→ **Listed records**:
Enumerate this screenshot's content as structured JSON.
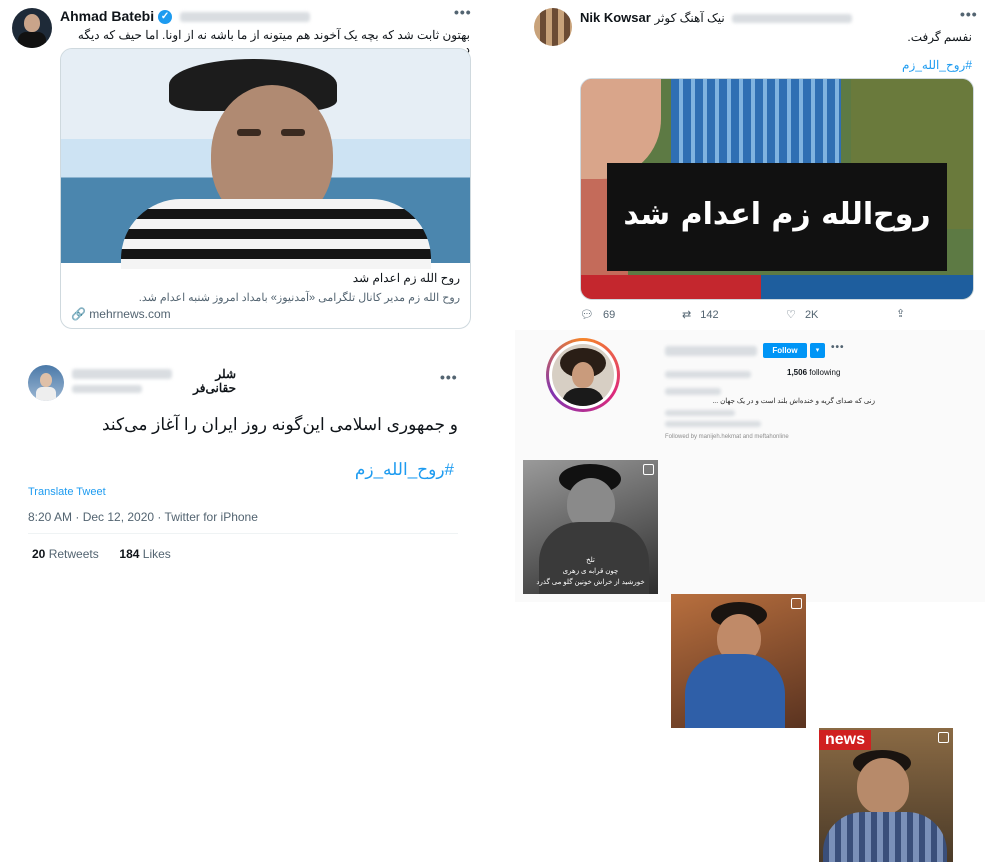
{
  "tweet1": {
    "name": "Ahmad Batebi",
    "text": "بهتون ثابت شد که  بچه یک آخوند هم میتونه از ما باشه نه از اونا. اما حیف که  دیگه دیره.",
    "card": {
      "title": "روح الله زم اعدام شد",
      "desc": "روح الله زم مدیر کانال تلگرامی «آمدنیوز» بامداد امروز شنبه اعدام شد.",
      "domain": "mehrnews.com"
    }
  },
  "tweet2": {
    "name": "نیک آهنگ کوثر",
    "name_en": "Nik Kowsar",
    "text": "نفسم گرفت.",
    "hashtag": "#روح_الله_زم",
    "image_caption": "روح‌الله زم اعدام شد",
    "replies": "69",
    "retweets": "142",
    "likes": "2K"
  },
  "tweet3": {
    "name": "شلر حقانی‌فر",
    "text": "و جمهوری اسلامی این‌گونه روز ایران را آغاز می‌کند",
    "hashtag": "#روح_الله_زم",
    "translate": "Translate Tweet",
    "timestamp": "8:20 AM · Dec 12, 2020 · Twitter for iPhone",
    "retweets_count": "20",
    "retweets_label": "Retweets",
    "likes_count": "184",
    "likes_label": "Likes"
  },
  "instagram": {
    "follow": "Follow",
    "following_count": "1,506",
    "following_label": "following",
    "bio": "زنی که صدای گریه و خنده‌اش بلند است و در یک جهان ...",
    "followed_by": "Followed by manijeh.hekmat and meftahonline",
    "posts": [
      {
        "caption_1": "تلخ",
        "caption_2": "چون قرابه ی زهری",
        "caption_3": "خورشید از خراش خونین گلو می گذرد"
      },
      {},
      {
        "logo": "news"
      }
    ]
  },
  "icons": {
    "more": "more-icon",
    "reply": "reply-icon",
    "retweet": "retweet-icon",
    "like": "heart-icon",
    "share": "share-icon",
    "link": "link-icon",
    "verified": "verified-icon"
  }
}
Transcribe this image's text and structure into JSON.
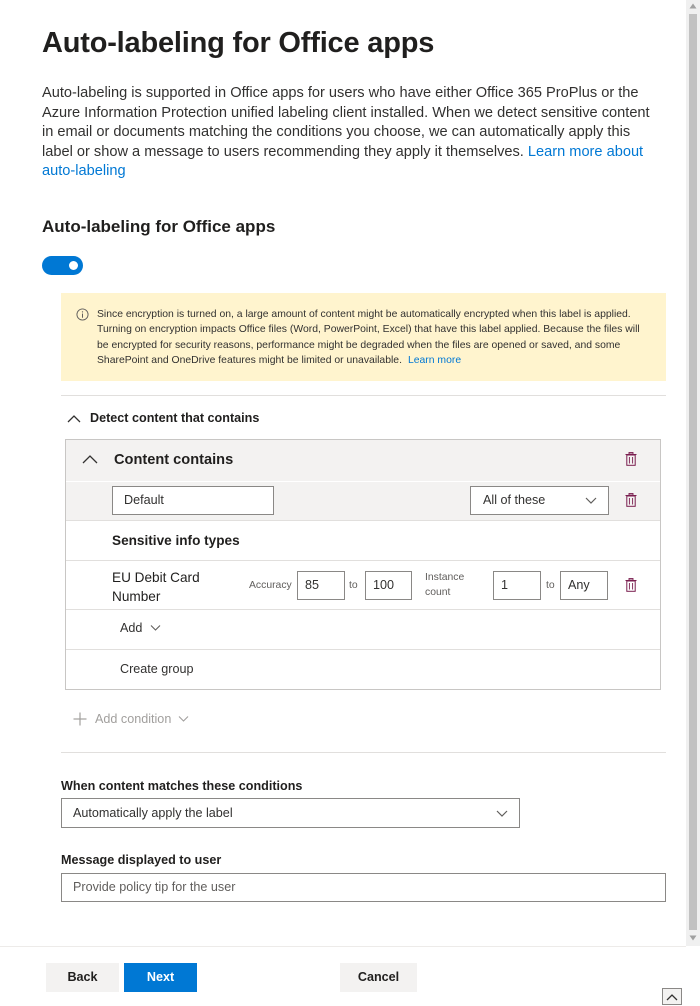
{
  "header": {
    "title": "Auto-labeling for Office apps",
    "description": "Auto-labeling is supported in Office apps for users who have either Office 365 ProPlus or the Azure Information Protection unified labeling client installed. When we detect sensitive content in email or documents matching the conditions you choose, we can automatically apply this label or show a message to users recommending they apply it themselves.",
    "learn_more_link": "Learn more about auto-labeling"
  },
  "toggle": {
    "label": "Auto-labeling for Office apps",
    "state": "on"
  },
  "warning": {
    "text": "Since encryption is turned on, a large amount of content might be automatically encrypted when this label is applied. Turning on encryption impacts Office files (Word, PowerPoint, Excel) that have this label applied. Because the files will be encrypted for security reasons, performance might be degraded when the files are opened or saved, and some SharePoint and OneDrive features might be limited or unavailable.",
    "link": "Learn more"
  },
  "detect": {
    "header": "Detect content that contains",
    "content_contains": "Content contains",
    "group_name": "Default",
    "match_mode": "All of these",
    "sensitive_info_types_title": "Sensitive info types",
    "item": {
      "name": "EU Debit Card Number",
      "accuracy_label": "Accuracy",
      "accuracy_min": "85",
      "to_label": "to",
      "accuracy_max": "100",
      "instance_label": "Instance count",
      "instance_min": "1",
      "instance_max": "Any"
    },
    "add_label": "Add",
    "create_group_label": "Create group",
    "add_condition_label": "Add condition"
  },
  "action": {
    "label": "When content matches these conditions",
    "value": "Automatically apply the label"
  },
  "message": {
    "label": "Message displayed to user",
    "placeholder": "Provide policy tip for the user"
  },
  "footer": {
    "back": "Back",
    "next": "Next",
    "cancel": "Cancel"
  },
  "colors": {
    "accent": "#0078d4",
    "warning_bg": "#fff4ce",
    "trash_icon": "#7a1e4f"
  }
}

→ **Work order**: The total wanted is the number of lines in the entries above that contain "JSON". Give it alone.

→ **Reply to the exercise**: 2